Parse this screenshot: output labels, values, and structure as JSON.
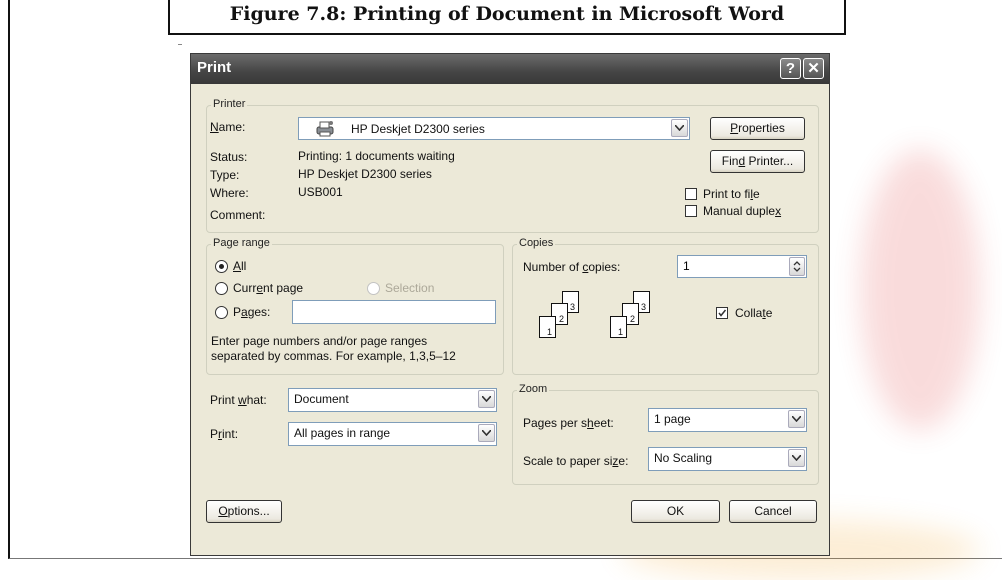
{
  "figure_caption": "Figure 7.8: Printing of Document in Microsoft Word",
  "dialog": {
    "title": "Print",
    "help_icon": "help-icon",
    "close_icon": "close-icon",
    "printer": {
      "legend": "Printer",
      "name_label": "Name:",
      "name_value": "HP Deskjet D2300 series",
      "status_label": "Status:",
      "status_value": "Printing: 1 documents waiting",
      "type_label": "Type:",
      "type_value": "HP Deskjet D2300 series",
      "where_label": "Where:",
      "where_value": "USB001",
      "comment_label": "Comment:",
      "properties_button": "Properties",
      "find_printer_button": "Find Printer...",
      "print_to_file_label": "Print to file",
      "print_to_file_checked": false,
      "manual_duplex_label": "Manual duplex",
      "manual_duplex_checked": false
    },
    "page_range": {
      "legend": "Page range",
      "all_label": "All",
      "current_page_label": "Current page",
      "selection_label": "Selection",
      "pages_label": "Pages:",
      "pages_value": "",
      "selected": "All",
      "hint_line1": "Enter page numbers and/or page ranges",
      "hint_line2": "separated by commas.  For example, 1,3,5–12"
    },
    "copies": {
      "legend": "Copies",
      "number_label": "Number of copies:",
      "number_value": "1",
      "collate_label": "Collate",
      "collate_checked": true,
      "page_numbers": [
        "3",
        "2",
        "1"
      ]
    },
    "print_what_label": "Print what:",
    "print_what_value": "Document",
    "print_label": "Print:",
    "print_value": "All pages in range",
    "zoom": {
      "legend": "Zoom",
      "pages_per_sheet_label": "Pages per sheet:",
      "pages_per_sheet_value": "1 page",
      "scale_label": "Scale to paper size:",
      "scale_value": "No Scaling"
    },
    "options_button": "Options...",
    "ok_button": "OK",
    "cancel_button": "Cancel"
  }
}
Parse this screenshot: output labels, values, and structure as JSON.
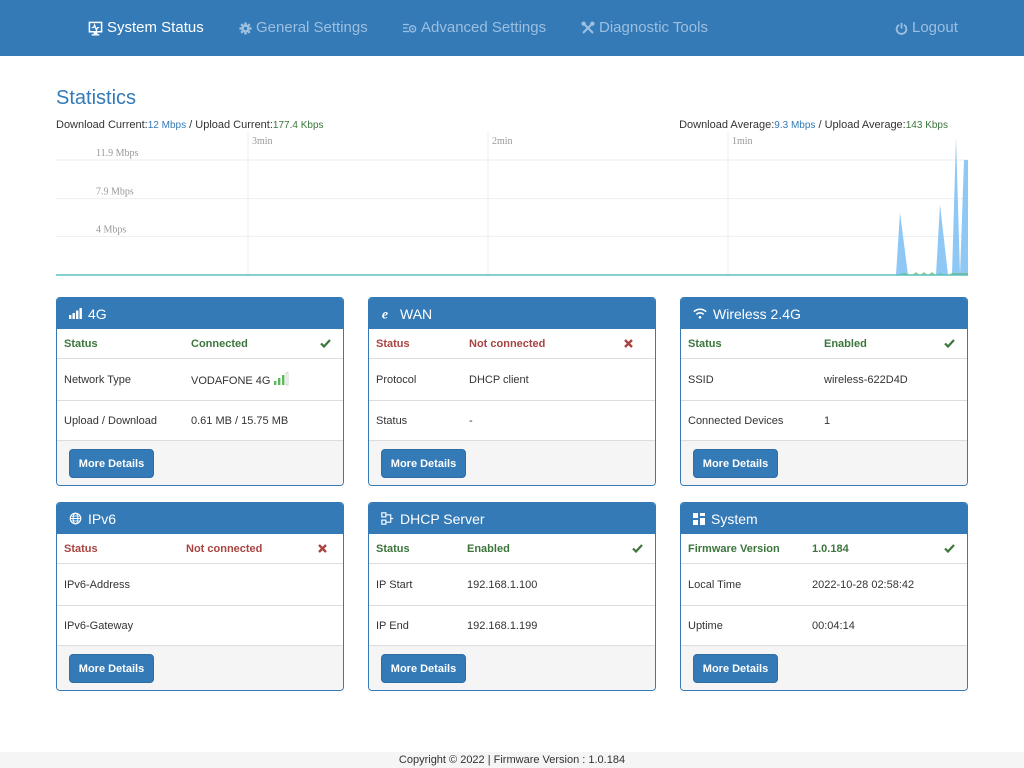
{
  "nav": {
    "items": [
      {
        "label": "System Status",
        "icon": "monitor-icon",
        "active": true
      },
      {
        "label": "General Settings",
        "icon": "gear-icon",
        "active": false
      },
      {
        "label": "Advanced Settings",
        "icon": "sliders-icon",
        "active": false
      },
      {
        "label": "Diagnostic Tools",
        "icon": "tools-icon",
        "active": false
      }
    ],
    "logout": {
      "label": "Logout",
      "icon": "power-icon"
    }
  },
  "statistics": {
    "title": "Statistics",
    "download_current_label": "Download Current:",
    "download_current": "12 Mbps",
    "upload_current_label": "Upload Current:",
    "upload_current": "177.4 Kbps",
    "download_average_label": "Download Average:",
    "download_average": "9.3 Mbps",
    "upload_average_label": "Upload Average:",
    "upload_average": "143 Kbps",
    "separator": "/"
  },
  "chart_data": {
    "type": "area",
    "title": "",
    "xlabel": "",
    "ylabel": "",
    "y_unit": "Mbps",
    "y_ticks": [
      {
        "value": 4,
        "label": "4 Mbps"
      },
      {
        "value": 7.9,
        "label": "7.9 Mbps"
      },
      {
        "value": 11.9,
        "label": "11.9 Mbps"
      }
    ],
    "x_ticks": [
      {
        "value": -180,
        "label": "3min"
      },
      {
        "value": -120,
        "label": "2min"
      },
      {
        "value": -60,
        "label": "1min"
      }
    ],
    "x_unit": "seconds ago",
    "xlim": [
      -228,
      0
    ],
    "ylim": [
      0,
      14.8
    ],
    "grid": true,
    "series": [
      {
        "name": "Download",
        "color": "#8fc8f5",
        "x": [
          -228,
          -18,
          -17,
          -15,
          -12,
          -10,
          -8,
          -7,
          -5,
          -4,
          -3,
          -2,
          -1,
          0
        ],
        "values": [
          0,
          0,
          6.5,
          0,
          0,
          0,
          0,
          7.3,
          0,
          0,
          14.3,
          0,
          11.9,
          11.9
        ]
      },
      {
        "name": "Upload",
        "color": "#5cb85c",
        "x": [
          -228,
          -18,
          -16,
          -14,
          -13,
          -12,
          -11,
          -10,
          -9,
          -8,
          -7,
          -6,
          -5,
          -4,
          -3,
          -2,
          -1,
          0
        ],
        "values": [
          0,
          0,
          0.2,
          0,
          0.3,
          0,
          0.3,
          0,
          0.3,
          0,
          0.2,
          0,
          0,
          0.2,
          0.2,
          0.2,
          0.2,
          0.2
        ]
      }
    ]
  },
  "panels": [
    {
      "title": "4G",
      "icon": "signal-bars-icon",
      "status": {
        "label": "Status",
        "value": "Connected",
        "ok": true
      },
      "rows": [
        {
          "label": "Network Type",
          "value": "VODAFONE 4G"
        },
        {
          "label": "Upload / Download",
          "value": "0.61 MB / 15.75 MB"
        }
      ],
      "button": "More Details"
    },
    {
      "title": "WAN",
      "icon": "internet-e-icon",
      "status": {
        "label": "Status",
        "value": "Not connected",
        "ok": false
      },
      "rows": [
        {
          "label": "Protocol",
          "value": "DHCP client"
        },
        {
          "label": "Status",
          "value": "-"
        }
      ],
      "button": "More Details"
    },
    {
      "title": "Wireless 2.4G",
      "icon": "wifi-icon",
      "status": {
        "label": "Status",
        "value": "Enabled",
        "ok": true
      },
      "rows": [
        {
          "label": "SSID",
          "value": "wireless-622D4D"
        },
        {
          "label": "Connected Devices",
          "value": "1"
        }
      ],
      "button": "More Details"
    },
    {
      "title": "IPv6",
      "icon": "globe-icon",
      "status": {
        "label": "Status",
        "value": "Not connected",
        "ok": false
      },
      "rows": [
        {
          "label": "IPv6-Address",
          "value": ""
        },
        {
          "label": "IPv6-Gateway",
          "value": ""
        }
      ],
      "button": "More Details"
    },
    {
      "title": "DHCP Server",
      "icon": "dhcp-network-icon",
      "status": {
        "label": "Status",
        "value": "Enabled",
        "ok": true
      },
      "rows": [
        {
          "label": "IP Start",
          "value": "192.168.1.100"
        },
        {
          "label": "IP End",
          "value": "192.168.1.199"
        }
      ],
      "button": "More Details"
    },
    {
      "title": "System",
      "icon": "grid-icon",
      "status": {
        "label": "Firmware Version",
        "value": "1.0.184",
        "ok": true
      },
      "rows": [
        {
          "label": "Local Time",
          "value": "2022-10-28 02:58:42"
        },
        {
          "label": "Uptime",
          "value": "00:04:14"
        }
      ],
      "button": "More Details"
    }
  ],
  "footer": {
    "text": "Copyright © 2022  |  Firmware Version : 1.0.184"
  },
  "colors": {
    "brand": "#337ab7",
    "ok": "#3c763d",
    "error": "#a94442",
    "download": "#337ab7",
    "upload": "#3c763d"
  }
}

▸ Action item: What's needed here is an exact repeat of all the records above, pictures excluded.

▸ Response:
Parse this screenshot: output labels, values, and structure as JSON.
{
  "figure_caption": "Figure 7.8: Printing of Document in Microsoft Word",
  "dialog": {
    "title": "Print",
    "help_icon": "help-icon",
    "close_icon": "close-icon",
    "printer": {
      "legend": "Printer",
      "name_label": "Name:",
      "name_value": "HP Deskjet D2300 series",
      "status_label": "Status:",
      "status_value": "Printing: 1 documents waiting",
      "type_label": "Type:",
      "type_value": "HP Deskjet D2300 series",
      "where_label": "Where:",
      "where_value": "USB001",
      "comment_label": "Comment:",
      "properties_button": "Properties",
      "find_printer_button": "Find Printer...",
      "print_to_file_label": "Print to file",
      "print_to_file_checked": false,
      "manual_duplex_label": "Manual duplex",
      "manual_duplex_checked": false
    },
    "page_range": {
      "legend": "Page range",
      "all_label": "All",
      "current_page_label": "Current page",
      "selection_label": "Selection",
      "pages_label": "Pages:",
      "pages_value": "",
      "selected": "All",
      "hint_line1": "Enter page numbers and/or page ranges",
      "hint_line2": "separated by commas.  For example, 1,3,5–12"
    },
    "copies": {
      "legend": "Copies",
      "number_label": "Number of copies:",
      "number_value": "1",
      "collate_label": "Collate",
      "collate_checked": true,
      "page_numbers": [
        "3",
        "2",
        "1"
      ]
    },
    "print_what_label": "Print what:",
    "print_what_value": "Document",
    "print_label": "Print:",
    "print_value": "All pages in range",
    "zoom": {
      "legend": "Zoom",
      "pages_per_sheet_label": "Pages per sheet:",
      "pages_per_sheet_value": "1 page",
      "scale_label": "Scale to paper size:",
      "scale_value": "No Scaling"
    },
    "options_button": "Options...",
    "ok_button": "OK",
    "cancel_button": "Cancel"
  }
}
Parse this screenshot: output labels, values, and structure as JSON.
{
  "nav": {
    "items": [
      {
        "label": "System Status",
        "icon": "monitor-icon",
        "active": true
      },
      {
        "label": "General Settings",
        "icon": "gear-icon",
        "active": false
      },
      {
        "label": "Advanced Settings",
        "icon": "sliders-icon",
        "active": false
      },
      {
        "label": "Diagnostic Tools",
        "icon": "tools-icon",
        "active": false
      }
    ],
    "logout": {
      "label": "Logout",
      "icon": "power-icon"
    }
  },
  "statistics": {
    "title": "Statistics",
    "download_current_label": "Download Current:",
    "download_current": "12 Mbps",
    "upload_current_label": "Upload Current:",
    "upload_current": "177.4 Kbps",
    "download_average_label": "Download Average:",
    "download_average": "9.3 Mbps",
    "upload_average_label": "Upload Average:",
    "upload_average": "143 Kbps",
    "separator": "/"
  },
  "chart_data": {
    "type": "area",
    "title": "",
    "xlabel": "",
    "ylabel": "",
    "y_unit": "Mbps",
    "y_ticks": [
      {
        "value": 4,
        "label": "4 Mbps"
      },
      {
        "value": 7.9,
        "label": "7.9 Mbps"
      },
      {
        "value": 11.9,
        "label": "11.9 Mbps"
      }
    ],
    "x_ticks": [
      {
        "value": -180,
        "label": "3min"
      },
      {
        "value": -120,
        "label": "2min"
      },
      {
        "value": -60,
        "label": "1min"
      }
    ],
    "x_unit": "seconds ago",
    "xlim": [
      -228,
      0
    ],
    "ylim": [
      0,
      14.8
    ],
    "grid": true,
    "series": [
      {
        "name": "Download",
        "color": "#8fc8f5",
        "x": [
          -228,
          -18,
          -17,
          -15,
          -12,
          -10,
          -8,
          -7,
          -5,
          -4,
          -3,
          -2,
          -1,
          0
        ],
        "values": [
          0,
          0,
          6.5,
          0,
          0,
          0,
          0,
          7.3,
          0,
          0,
          14.3,
          0,
          11.9,
          11.9
        ]
      },
      {
        "name": "Upload",
        "color": "#5cb85c",
        "x": [
          -228,
          -18,
          -16,
          -14,
          -13,
          -12,
          -11,
          -10,
          -9,
          -8,
          -7,
          -6,
          -5,
          -4,
          -3,
          -2,
          -1,
          0
        ],
        "values": [
          0,
          0,
          0.2,
          0,
          0.3,
          0,
          0.3,
          0,
          0.3,
          0,
          0.2,
          0,
          0,
          0.2,
          0.2,
          0.2,
          0.2,
          0.2
        ]
      }
    ]
  },
  "panels": [
    {
      "title": "4G",
      "icon": "signal-bars-icon",
      "status": {
        "label": "Status",
        "value": "Connected",
        "ok": true
      },
      "rows": [
        {
          "label": "Network Type",
          "value": "VODAFONE 4G"
        },
        {
          "label": "Upload / Download",
          "value": "0.61 MB / 15.75 MB"
        }
      ],
      "button": "More Details"
    },
    {
      "title": "WAN",
      "icon": "internet-e-icon",
      "status": {
        "label": "Status",
        "value": "Not connected",
        "ok": false
      },
      "rows": [
        {
          "label": "Protocol",
          "value": "DHCP client"
        },
        {
          "label": "Status",
          "value": "-"
        }
      ],
      "button": "More Details"
    },
    {
      "title": "Wireless 2.4G",
      "icon": "wifi-icon",
      "status": {
        "label": "Status",
        "value": "Enabled",
        "ok": true
      },
      "rows": [
        {
          "label": "SSID",
          "value": "wireless-622D4D"
        },
        {
          "label": "Connected Devices",
          "value": "1"
        }
      ],
      "button": "More Details"
    },
    {
      "title": "IPv6",
      "icon": "globe-icon",
      "status": {
        "label": "Status",
        "value": "Not connected",
        "ok": false
      },
      "rows": [
        {
          "label": "IPv6-Address",
          "value": ""
        },
        {
          "label": "IPv6-Gateway",
          "value": ""
        }
      ],
      "button": "More Details"
    },
    {
      "title": "DHCP Server",
      "icon": "dhcp-network-icon",
      "status": {
        "label": "Status",
        "value": "Enabled",
        "ok": true
      },
      "rows": [
        {
          "label": "IP Start",
          "value": "192.168.1.100"
        },
        {
          "label": "IP End",
          "value": "192.168.1.199"
        }
      ],
      "button": "More Details"
    },
    {
      "title": "System",
      "icon": "grid-icon",
      "status": {
        "label": "Firmware Version",
        "value": "1.0.184",
        "ok": true
      },
      "rows": [
        {
          "label": "Local Time",
          "value": "2022-10-28 02:58:42"
        },
        {
          "label": "Uptime",
          "value": "00:04:14"
        }
      ],
      "button": "More Details"
    }
  ],
  "footer": {
    "text": "Copyright © 2022  |  Firmware Version : 1.0.184"
  },
  "colors": {
    "brand": "#337ab7",
    "ok": "#3c763d",
    "error": "#a94442",
    "download": "#337ab7",
    "upload": "#3c763d"
  }
}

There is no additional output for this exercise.